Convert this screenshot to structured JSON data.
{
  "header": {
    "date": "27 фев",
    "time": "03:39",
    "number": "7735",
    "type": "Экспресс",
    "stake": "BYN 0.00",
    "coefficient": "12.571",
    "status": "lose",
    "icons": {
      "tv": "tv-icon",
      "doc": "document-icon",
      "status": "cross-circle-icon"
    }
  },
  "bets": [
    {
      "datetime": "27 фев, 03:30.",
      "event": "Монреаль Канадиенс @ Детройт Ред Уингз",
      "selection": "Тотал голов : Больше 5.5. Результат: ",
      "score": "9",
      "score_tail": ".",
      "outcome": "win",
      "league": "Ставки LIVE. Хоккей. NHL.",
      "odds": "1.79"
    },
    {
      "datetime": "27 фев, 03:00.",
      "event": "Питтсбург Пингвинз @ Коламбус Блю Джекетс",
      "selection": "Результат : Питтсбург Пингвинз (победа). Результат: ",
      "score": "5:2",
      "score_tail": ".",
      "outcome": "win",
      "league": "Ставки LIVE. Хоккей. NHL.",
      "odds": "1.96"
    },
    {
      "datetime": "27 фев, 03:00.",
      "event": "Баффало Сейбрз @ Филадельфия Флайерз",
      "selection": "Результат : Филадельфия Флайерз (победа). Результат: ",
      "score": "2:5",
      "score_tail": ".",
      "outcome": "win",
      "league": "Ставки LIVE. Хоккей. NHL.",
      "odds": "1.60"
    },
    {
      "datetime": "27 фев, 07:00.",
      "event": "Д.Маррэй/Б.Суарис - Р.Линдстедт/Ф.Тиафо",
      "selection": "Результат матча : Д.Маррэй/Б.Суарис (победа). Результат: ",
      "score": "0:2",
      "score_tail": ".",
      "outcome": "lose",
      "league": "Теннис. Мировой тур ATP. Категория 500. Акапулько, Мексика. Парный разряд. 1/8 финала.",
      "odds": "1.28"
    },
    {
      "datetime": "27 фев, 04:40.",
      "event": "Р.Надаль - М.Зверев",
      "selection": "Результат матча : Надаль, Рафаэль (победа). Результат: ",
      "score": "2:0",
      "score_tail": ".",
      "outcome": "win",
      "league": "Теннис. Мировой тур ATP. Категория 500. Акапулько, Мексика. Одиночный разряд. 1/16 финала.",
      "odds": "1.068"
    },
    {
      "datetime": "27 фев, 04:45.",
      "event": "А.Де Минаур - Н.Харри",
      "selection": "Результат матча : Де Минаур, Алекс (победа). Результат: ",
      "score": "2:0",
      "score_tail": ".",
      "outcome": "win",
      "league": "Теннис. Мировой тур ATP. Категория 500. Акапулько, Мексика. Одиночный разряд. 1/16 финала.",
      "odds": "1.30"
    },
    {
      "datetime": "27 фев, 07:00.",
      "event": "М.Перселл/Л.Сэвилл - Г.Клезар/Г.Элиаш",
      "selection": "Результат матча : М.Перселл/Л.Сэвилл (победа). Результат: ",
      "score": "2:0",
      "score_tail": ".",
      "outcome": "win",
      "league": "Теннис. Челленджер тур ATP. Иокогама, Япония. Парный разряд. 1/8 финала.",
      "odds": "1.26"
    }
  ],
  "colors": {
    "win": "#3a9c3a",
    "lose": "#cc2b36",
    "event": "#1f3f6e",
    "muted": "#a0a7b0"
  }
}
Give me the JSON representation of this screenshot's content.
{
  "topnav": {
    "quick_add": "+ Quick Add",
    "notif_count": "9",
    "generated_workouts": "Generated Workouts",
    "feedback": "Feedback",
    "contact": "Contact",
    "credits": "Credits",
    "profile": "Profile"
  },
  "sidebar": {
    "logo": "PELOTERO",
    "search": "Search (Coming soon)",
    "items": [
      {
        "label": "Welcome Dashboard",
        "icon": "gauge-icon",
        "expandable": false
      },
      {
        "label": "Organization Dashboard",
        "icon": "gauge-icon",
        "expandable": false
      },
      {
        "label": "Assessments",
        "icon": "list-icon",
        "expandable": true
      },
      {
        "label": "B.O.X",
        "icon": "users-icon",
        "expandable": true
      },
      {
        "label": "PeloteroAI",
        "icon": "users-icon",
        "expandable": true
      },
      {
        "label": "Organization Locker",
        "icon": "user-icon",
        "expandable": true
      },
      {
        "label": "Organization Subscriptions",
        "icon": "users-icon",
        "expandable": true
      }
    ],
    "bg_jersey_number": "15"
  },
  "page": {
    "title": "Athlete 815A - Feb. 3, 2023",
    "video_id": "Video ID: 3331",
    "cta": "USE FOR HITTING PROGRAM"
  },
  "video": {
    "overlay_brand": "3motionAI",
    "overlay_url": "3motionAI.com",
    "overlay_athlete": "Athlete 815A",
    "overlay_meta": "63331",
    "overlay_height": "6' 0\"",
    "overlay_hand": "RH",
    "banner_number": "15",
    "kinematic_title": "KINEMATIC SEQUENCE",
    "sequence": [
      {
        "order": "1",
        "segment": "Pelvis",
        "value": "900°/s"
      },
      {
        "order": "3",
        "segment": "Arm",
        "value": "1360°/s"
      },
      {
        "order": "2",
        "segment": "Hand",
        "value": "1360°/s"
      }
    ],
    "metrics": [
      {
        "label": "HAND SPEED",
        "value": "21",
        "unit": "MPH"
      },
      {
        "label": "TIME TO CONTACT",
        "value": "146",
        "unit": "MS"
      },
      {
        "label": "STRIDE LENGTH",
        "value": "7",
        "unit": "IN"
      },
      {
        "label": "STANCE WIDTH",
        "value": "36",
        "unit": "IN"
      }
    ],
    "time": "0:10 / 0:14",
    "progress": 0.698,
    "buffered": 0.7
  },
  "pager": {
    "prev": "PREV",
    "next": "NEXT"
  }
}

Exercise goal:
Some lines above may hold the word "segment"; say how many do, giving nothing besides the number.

Solution to this task:
3